By Dave Andrusko
Although it was hardly came as a surprise, pro-lifers were deeply disappointed when North Carolina Gov. Beverly Perdue yesterday vetoed a Woman’s Right to Know law which had passed overwhelmingly in both houses of the legislature.
“We are very much disappointed that she has chosen to override the express will of the people,” said Barbara Holt, president of North Carolina Right to Life. “It’s a sad day for women who are looking for information to make a life and death decision.”
Holt added, “While our elected representatives courageously voted to give women real choice and their unborn babies a chance at life, Governor Purdue has cowardly catered to the powerful pro-abortion lobby in vetoing this bill.”
Perdue stopped in Greensboro where she announced the veto in front of a small audience including representatives from Planned Parenthood. “There should be no intervention … of elected officials in conversations and treatment patterns between doctors and their patients,” said Perdue, a Democrat. “I find it repugnant to women and men and families; it’s just wrong.”
In a statement, Rep. Ruth Samuelson said, “We are now in a minority of states that require no special informed consent for abortion, and that is shameful, especially with a female governor.” Samuelson, the bill’s primary sponsor in the House, continued, “Having come this far in leadership, Gov. Perdue should have even greater respect for the ability of women to make careful choices when given adequate information. Yet, she made no attempt to work with us in this effort to make abortion safer and rarer, a goal even many abortion advocates support.”
Lawmakers return to Raleigh in less than a month. An override requires a three-fifths majority in both houses. When this bill first passed, it was one vote short in both the house (71-48) and the Senate (29-20).
Last week the General Assembly overrode Perdue’s veto of the state budget, a budget which included a provision to strip all federal and state money from Planned Parenthood.
The Woman’s Right to Know bill includes multiple provisions to provide abortion-vulnerable women with breathing space before she makes a decision whether to abort.
“The law would have required that every mother be given an opportunity to view an ultrasound of her unborn child prior to an abortion,” Holt said. “It also would have required the state to create a website where mothers can learn more about the development of their unborn children, alternatives to abortion, and a list of places where they can obtain a free ultrasound.”
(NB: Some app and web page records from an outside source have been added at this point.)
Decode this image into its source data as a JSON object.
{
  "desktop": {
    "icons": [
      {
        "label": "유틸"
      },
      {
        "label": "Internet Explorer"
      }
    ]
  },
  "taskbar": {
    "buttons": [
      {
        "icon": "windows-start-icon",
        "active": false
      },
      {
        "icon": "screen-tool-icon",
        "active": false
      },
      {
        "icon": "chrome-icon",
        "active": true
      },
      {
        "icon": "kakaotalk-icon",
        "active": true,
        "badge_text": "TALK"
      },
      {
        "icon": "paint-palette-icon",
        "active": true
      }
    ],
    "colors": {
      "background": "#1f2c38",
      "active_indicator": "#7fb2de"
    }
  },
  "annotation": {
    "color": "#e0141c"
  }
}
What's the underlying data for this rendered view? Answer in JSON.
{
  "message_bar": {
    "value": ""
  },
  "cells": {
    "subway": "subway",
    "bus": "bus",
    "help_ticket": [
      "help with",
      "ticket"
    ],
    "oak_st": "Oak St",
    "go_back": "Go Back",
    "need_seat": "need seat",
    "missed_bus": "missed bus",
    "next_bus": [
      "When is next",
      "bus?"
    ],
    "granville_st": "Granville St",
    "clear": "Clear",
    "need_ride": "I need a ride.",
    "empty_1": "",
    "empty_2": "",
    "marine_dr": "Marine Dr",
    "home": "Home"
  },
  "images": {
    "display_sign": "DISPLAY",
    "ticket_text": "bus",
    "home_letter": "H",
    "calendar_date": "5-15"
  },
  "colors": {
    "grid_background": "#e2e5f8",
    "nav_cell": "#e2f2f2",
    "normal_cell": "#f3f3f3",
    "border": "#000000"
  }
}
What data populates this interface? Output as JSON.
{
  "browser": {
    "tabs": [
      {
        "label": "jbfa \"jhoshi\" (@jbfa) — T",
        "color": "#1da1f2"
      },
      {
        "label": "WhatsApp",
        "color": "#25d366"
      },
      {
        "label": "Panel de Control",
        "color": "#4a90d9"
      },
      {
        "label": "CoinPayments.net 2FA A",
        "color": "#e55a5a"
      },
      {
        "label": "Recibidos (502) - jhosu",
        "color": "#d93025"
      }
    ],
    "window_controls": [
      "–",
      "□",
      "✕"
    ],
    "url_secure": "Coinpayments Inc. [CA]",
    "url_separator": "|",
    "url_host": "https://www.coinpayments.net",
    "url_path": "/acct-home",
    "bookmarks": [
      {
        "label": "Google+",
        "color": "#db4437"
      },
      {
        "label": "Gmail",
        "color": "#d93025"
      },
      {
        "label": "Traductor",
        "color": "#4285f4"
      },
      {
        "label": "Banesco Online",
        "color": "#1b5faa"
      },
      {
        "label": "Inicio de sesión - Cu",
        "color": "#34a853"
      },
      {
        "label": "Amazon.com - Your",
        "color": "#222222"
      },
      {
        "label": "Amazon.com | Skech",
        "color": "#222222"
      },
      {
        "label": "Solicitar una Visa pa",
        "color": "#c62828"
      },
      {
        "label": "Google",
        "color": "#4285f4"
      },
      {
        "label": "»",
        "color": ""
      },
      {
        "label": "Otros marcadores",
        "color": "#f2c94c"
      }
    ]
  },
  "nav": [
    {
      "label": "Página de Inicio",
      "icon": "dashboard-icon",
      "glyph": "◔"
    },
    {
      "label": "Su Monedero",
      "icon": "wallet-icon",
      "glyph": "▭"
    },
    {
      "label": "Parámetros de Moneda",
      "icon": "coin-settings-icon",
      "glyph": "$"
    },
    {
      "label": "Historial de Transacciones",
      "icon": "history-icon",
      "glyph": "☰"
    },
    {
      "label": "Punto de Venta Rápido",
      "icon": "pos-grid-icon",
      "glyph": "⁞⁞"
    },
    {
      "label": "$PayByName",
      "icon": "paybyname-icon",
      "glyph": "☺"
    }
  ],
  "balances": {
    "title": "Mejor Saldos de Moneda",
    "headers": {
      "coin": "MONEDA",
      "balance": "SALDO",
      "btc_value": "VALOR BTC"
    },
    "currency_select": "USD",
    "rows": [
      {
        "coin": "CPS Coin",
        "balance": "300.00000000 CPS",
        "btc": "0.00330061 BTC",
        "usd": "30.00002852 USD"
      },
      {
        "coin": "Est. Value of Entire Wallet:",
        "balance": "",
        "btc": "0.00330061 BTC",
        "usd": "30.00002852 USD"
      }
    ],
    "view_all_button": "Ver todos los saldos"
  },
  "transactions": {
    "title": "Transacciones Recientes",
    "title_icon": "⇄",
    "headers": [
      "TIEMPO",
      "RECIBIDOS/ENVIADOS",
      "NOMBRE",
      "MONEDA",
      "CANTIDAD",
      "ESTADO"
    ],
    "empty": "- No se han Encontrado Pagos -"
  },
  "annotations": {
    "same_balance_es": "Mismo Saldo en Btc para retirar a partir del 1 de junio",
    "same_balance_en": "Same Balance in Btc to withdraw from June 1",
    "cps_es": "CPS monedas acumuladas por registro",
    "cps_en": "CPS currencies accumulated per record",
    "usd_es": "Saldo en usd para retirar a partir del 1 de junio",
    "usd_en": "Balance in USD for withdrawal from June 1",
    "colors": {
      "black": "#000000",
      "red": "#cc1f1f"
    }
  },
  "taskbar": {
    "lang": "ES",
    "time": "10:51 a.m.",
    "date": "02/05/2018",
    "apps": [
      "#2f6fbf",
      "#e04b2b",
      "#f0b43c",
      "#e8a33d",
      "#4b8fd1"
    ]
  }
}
In addition there is a 24-hour waiting period, a kind of “cooling off” period that allow for reflection. There are 25 other states with similar informed consent laws.
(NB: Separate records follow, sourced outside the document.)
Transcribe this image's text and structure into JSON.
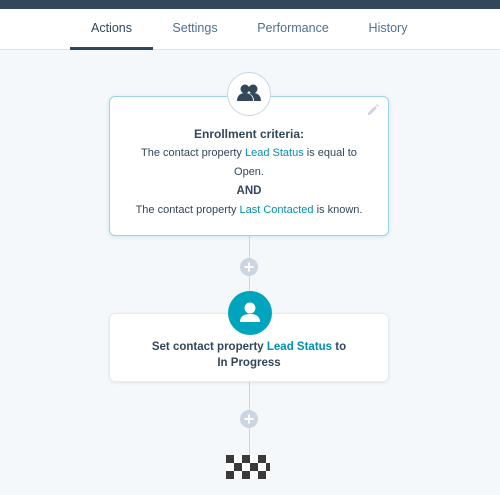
{
  "tabs": [
    {
      "label": "Actions",
      "active": true
    },
    {
      "label": "Settings",
      "active": false
    },
    {
      "label": "Performance",
      "active": false
    },
    {
      "label": "History",
      "active": false
    }
  ],
  "trigger": {
    "icon": "contacts-icon",
    "title": "Enrollment criteria:",
    "line1_prefix": "The contact property",
    "line1_property": "Lead Status",
    "line1_suffix": "is equal to",
    "line2": "Open.",
    "conjunction": "AND",
    "line3_prefix": "The contact property",
    "line3_property": "Last Contacted",
    "line3_suffix": "is known."
  },
  "action": {
    "icon": "contact-icon",
    "prefix": "Set contact property",
    "property": "Lead Status",
    "suffix": "to In Progress"
  },
  "colors": {
    "topbar": "#33475b",
    "link": "#0091ae",
    "action_icon_bg": "#00a4bd",
    "connector": "#cbd6e2"
  }
}
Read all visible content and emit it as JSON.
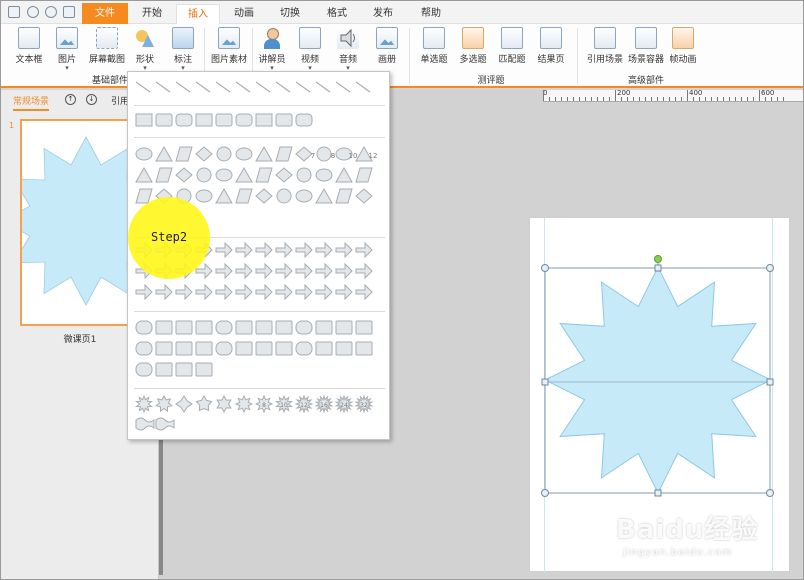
{
  "tabs": {
    "file": "文件",
    "start": "开始",
    "insert": "插入",
    "animation": "动画",
    "transition": "切换",
    "format": "格式",
    "publish": "发布",
    "help": "帮助"
  },
  "ribbon": {
    "text_box": "文本框",
    "picture": "图片",
    "screenshot": "屏幕截图",
    "shape": "形状",
    "annotation": "标注",
    "picture_material": "图片素材",
    "presenter": "讲解员",
    "video": "视频",
    "audio": "音频",
    "album": "画册",
    "single_choice": "单选题",
    "multi_choice": "多选题",
    "matching": "匹配题",
    "result_page": "结果页",
    "ref_scene": "引用场景",
    "scene_container": "场景容器",
    "frame_animation": "帧动画",
    "group_basic": "基础部件",
    "group_quiz": "测评题",
    "group_advanced": "高级部件"
  },
  "left_panel": {
    "scene_tab": "常规场景",
    "ref_label": "引用",
    "slide_number": "1",
    "slide_name": "微课页1"
  },
  "ruler": {
    "labels": [
      "0",
      "200",
      "400",
      "600"
    ]
  },
  "step_label": "Step2",
  "watermark": {
    "brand": "Baidu经验",
    "url": "jingyan.baidu.com"
  },
  "colors": {
    "accent": "#f58a1f",
    "star_fill": "#c6eaf8",
    "step_marker": "#fff714"
  },
  "shape_menu": {
    "badge_numbers": [
      "7",
      "8",
      "10",
      "12",
      "8",
      "10",
      "12",
      "16",
      "24",
      "32"
    ]
  }
}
“We are not yet finished,” Holt said, “but so far it has been a rewarding session with the passage of the Ethen’s Law (Unborn Victims of Violence), the repeal of the abortion fund, the elimination of abortion in the administration of the health care plans, and the defunding of Planned Parenthood.”